On our wedding days and during our honeymoon periods, we tend to be very accepting and flexible. Communication flows, even if we say nothing at all. It is the life that begins later, which tests the strength of our relationship. Slowly, day after day, the conversations, experiences together, arguments and stress create holes in our communication.
This can lead to the destruction of the relationship. In a happy relationship, time is a healer. In an unhappy relationship, time is a prison.
Some researchers claim they can listen to a married couple’s conversation and predict the success of their relationship about 90% of the time. 90%! That is a lot! With the couples that come to do my relationship coaching program, I can often tell from the way they talk to each other or about each other if their relationship is still as sweet as honey or whether they are feeling the bitter taste of separation.
Life is a series of seconds that lead us in different directions. A slightly different choice can lead us towards a totally different life. One second is all it takes to make a change, sometimes for the better and sometimes for the worse. This one second will never come by again. If we let it pass by, it will be lost forever.
If you want to know the power one second can have on life, think of the second the sperm connected with the egg that created you. One second earlier or one second later, could allow a different sperm to win the lottery of life and be the difference between you and another child.
If you are a parent, you know that every child of yours is a unique creation. The one and only option out of millions of possible kids.
One major challenge of moving houses is telling the kids about it. Most parents are afraid to do this. They wonder when the right time will be to share the information with the kids and how to do it.
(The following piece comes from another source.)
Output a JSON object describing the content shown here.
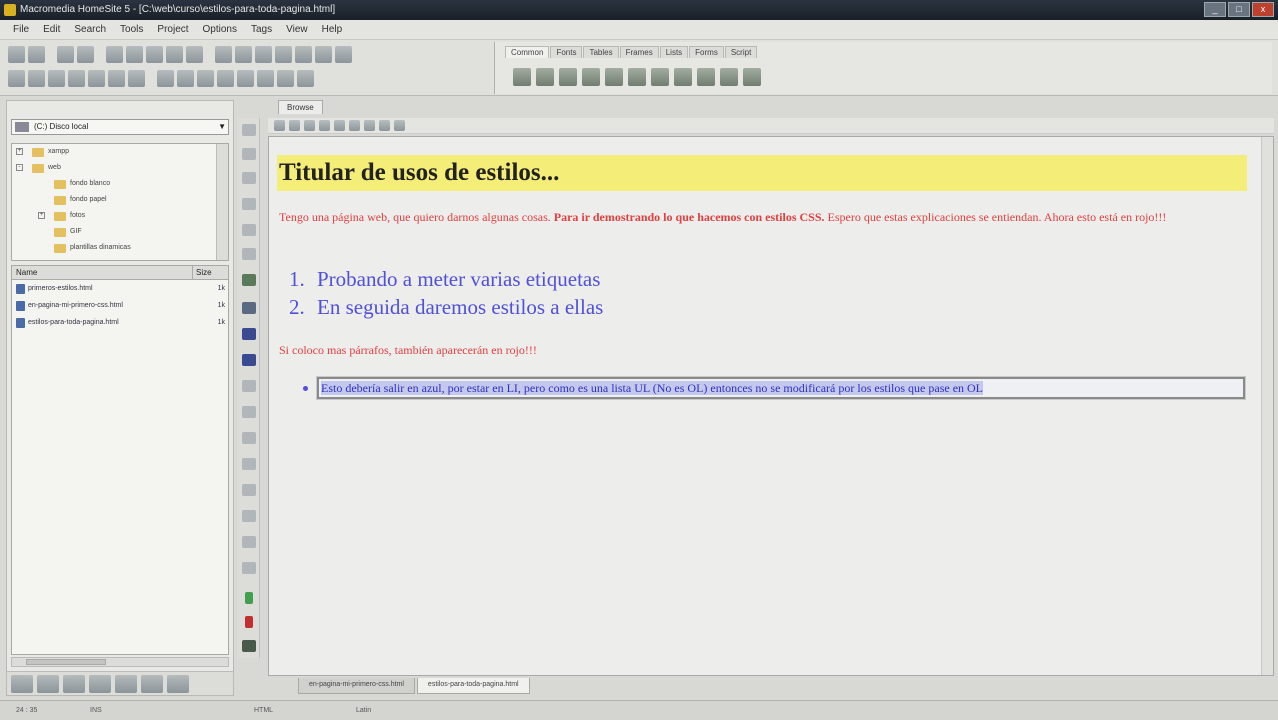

If you have young kids, do not tell them about the move a long time in advance.
Children’s perception of time is not sophisticated enough yet and they will just be anxious. As soon as you tell your kids that the move is on, they begin to deal emotionally by saying goodbye to the people and things around them (this is a coping mechanism we all have to manage). As a result, kids who are about to move away are often not invited to parties. People around them do not invest in their relationships any more.
This happens to adults as well…
Now that your are done with cleaning, today’s tip is about packing. Packing your house is one of the things that make moving so hard. After moving house more than 25 times, I have collected a few tips to make packing a little bit easier.
Make a packing schedule. If you think it won’t take too long, you are probably wrong. Yes, it is possible to pack an entire house in 3 days, but you will regret it when you get to the unpacking end. Leave one week at the end for the small things. They take the most time.
Start your packing from the garage, basement, or attic – the places that you don’t use as often. That way, when you move into your new house, you won’t have to open these boxes. They can stay closed until you need them.
Note: make sure to leave a tool box, ropes, tape, fixing and packaging material handy.
Moving house has been a big part of my life. I have already moved 25 times, sometimes to another country on the other side of the world.
My first move was when I was 15. I do not remember anything since my mom and dad were in charge of moving. In the following 2 years, we moved again twice, to a rented apartment and then to a house, in which I lived for another 5 years.
From the 4th house to the 25th, in which I live today, I moved as a grownup. Some of the moves were as a student and in others I was already a parent. During one move, I was pregnant. Some house moving was to a different countries and even continent. I guess you can say I am a very experienced mover.
Many people ask me “What’s your moving secret? How did move so many times, and so successfully?” The answer is this: